> **ACTION ITEM**: Each line in the records that mentions the word "description" needs to be listed.

(Stored data)
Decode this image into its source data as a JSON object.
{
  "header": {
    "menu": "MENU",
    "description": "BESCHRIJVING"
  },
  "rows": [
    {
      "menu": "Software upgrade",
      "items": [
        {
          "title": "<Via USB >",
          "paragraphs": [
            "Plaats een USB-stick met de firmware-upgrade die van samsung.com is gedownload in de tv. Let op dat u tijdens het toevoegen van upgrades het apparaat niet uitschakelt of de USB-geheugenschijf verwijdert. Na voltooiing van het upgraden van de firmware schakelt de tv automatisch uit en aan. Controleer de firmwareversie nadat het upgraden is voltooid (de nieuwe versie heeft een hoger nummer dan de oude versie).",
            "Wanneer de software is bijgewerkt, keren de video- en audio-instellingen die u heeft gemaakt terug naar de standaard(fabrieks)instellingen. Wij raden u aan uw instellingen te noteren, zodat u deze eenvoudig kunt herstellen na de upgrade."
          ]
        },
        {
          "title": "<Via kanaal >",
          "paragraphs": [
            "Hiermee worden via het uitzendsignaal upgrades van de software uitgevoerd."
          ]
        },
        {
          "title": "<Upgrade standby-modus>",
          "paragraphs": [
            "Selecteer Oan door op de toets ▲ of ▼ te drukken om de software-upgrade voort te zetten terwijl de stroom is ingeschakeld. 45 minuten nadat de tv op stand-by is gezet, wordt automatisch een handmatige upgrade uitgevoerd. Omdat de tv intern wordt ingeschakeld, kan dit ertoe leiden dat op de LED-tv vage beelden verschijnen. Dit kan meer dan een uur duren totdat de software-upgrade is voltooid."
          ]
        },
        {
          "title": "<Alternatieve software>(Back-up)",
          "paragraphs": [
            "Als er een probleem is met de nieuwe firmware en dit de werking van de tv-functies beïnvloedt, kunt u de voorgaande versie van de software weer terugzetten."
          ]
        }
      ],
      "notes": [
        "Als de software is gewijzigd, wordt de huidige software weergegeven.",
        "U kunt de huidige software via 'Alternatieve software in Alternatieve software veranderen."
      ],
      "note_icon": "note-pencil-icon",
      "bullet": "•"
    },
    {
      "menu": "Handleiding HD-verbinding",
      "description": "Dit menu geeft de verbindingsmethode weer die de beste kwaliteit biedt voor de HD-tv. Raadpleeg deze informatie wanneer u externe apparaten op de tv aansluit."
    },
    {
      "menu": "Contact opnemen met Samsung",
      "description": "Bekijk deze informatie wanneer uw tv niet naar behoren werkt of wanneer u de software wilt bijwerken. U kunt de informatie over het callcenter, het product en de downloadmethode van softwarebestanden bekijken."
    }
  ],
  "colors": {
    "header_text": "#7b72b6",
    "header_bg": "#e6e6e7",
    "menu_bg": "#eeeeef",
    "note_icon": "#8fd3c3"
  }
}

> **OUTPUT**:
    "description": "BESCHRIJVING"
      "description": "Dit menu geeft de verbindingsmethode weer die de beste kwaliteit biedt voor de HD-tv. Raadpleeg deze informatie wanneer u externe apparaten op de tv aansluit."
      "description": "Bekijk deze informatie wanneer uw tv niet naar behoren werkt of wanneer u de software wilt bijwerken. U kunt de informatie over het callcenter, het product en de downloadmethode van softwarebestanden bekijken."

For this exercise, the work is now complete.